State how many lines below hold the word "Microsoft". Give that number and no other text.

---------- Material supplied

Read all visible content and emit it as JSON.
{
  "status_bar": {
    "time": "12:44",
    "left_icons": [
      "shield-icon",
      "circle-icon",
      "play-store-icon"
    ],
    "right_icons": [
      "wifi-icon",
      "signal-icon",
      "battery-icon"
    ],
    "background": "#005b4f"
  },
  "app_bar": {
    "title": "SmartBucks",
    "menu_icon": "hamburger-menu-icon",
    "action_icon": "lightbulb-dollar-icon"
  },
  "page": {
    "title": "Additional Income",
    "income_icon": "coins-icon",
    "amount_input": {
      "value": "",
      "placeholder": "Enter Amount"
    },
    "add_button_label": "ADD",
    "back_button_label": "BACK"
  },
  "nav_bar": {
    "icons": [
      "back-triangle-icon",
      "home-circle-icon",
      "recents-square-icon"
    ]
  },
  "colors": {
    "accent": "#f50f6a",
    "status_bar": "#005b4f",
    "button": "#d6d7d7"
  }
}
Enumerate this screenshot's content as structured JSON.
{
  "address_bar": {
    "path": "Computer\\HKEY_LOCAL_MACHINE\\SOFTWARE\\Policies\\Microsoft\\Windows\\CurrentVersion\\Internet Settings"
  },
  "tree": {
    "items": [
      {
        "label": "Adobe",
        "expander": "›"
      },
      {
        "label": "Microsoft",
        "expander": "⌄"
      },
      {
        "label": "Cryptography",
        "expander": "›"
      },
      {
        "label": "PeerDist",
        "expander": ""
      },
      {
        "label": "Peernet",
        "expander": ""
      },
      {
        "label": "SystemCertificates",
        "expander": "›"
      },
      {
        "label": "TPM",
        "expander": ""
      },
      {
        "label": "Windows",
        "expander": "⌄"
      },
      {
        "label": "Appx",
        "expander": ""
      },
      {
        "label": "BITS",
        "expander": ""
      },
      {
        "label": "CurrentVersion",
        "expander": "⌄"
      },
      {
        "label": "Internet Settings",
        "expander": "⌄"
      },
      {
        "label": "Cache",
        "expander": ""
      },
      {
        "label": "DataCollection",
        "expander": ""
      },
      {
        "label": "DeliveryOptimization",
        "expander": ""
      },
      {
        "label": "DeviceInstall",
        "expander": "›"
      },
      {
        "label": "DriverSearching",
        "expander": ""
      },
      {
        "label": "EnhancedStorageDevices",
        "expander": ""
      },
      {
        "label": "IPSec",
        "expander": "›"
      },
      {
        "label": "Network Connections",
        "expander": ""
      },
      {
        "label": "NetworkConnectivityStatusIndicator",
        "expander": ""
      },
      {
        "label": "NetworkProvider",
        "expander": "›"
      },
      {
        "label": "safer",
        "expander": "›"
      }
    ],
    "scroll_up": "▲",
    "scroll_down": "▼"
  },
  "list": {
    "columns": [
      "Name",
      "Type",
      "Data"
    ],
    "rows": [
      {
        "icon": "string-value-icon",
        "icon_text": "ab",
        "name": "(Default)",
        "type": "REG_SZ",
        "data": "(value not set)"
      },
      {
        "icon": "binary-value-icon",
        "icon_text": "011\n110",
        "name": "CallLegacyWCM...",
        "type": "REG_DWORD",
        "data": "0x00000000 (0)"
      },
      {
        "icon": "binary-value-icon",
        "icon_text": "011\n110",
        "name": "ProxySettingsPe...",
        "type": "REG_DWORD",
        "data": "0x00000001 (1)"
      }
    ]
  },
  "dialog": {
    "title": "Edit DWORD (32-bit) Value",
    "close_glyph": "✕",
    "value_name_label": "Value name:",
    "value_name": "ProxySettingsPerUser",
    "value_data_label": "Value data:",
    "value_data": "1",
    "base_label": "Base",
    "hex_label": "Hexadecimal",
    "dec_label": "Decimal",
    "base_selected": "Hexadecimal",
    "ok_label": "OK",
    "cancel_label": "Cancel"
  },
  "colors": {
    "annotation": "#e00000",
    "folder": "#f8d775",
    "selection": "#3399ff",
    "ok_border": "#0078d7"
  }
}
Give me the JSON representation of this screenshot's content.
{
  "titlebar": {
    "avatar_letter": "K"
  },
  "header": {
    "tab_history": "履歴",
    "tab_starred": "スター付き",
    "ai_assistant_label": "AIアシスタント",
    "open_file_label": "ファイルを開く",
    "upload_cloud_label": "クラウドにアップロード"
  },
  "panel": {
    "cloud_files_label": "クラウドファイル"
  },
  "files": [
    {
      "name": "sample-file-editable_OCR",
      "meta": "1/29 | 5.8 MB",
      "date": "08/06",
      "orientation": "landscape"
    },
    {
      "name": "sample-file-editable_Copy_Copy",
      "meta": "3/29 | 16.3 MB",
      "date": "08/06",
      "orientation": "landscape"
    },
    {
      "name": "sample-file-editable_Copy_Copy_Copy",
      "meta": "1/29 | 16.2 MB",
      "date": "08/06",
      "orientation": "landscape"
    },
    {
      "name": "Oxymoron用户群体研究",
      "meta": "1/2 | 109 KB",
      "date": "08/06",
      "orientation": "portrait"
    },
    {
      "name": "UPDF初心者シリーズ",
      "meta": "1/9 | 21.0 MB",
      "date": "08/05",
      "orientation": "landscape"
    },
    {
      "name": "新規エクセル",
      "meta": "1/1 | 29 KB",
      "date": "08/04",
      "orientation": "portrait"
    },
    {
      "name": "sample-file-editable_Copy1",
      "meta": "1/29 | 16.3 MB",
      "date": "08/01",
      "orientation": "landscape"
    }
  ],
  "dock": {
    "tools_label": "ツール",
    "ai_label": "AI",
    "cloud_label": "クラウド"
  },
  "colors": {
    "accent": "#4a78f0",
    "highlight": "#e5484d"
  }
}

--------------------

▶ Your response
2